Example 3.3: CPR First Aid, ‘How To’ for CPR Certified

by Indigo Medical Training

Information design methods: Illustration + directional arrows +numbered process + cutaway elements
According to the American Heart Association, CPR can triple a victim’s chance of survival, but only 32% of cardiac arrest victims receive CPR from a bystander. This manual aims to prevent unnecessary death by explaining the process of CPR. Numbers and illustrations are used to show how to perform CPR. Arrows are used to show pressure, with cutaways to highlight airways.


4 Education


Example 4.1: Malaria Life Cycle for Disease Stricken Areas

by the CDC

Information design methods: Illustration (real life rather than schematic) + steps + colour coding of various cycles
According to the World Health Organization (WHO), there were 207 million cases of malaria worldwide and 627,000 deaths in 2012. This diagram assists the understanding of how Malaria is transmitted and thus provides insight on how individuals can avoid contraction. The diagram shows the stages of malaria transmission in both humans and mosquitos. The language used might be more applicable to people educated in the matter of malaria – A diagram for the actual people at risk may be designed completely differently.

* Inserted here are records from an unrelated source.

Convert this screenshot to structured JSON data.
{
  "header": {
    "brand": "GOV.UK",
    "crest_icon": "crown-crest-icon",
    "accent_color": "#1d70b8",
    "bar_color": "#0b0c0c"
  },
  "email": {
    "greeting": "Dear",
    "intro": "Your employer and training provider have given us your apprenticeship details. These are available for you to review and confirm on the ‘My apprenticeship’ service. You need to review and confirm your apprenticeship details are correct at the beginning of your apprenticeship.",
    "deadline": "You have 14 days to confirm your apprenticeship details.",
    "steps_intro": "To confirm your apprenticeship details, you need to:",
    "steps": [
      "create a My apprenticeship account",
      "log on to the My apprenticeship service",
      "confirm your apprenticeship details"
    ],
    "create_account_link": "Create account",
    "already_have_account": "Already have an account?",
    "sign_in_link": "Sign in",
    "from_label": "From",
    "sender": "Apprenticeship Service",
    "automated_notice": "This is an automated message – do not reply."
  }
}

Example 4.2: Tuberculosis Diagram for Nepal Citizens

by Ane Haaland and Diana Fussell

Information design methods: Hand drawn illustration
Used as a teaching tool to communicate the person-to-person transmission of Tuberculosis in Nepal. TB spreads easily from a cough or sneeze so it is important that those infected cover their mouths and noses to prevent infecting others.


To summarise



There are a number of examples of crisis infographics we have found, that utilise information design techniques and design methods to enable clear understanding.

However, we have found it difficult to find examples that have been provided to at-risk people within developing countries. These communications would be a great challenge to any designer as traditional approaches may not be understood, and meanings misinterpreted. We predict the following challenges would need to be addressed:

  • Design speed and rapid design development
  • User testing and working with the readers
  • Interpretation, e.g. icons Vs illustration
  • Cost of deployment – printing on site in disaster zones
  • Language barriers
  • Understanding of common design layouts, e.g. timelines and step-by-step

Due to the extreme situations when these crisis infographics would be required, we think developments in this area could have a profound effect on the people reading the information. It is pure information design, where branding and ‘look & feel’ take a back seat, whereas clear understanding and user-centric design are at the forefront of graphic communication solutions.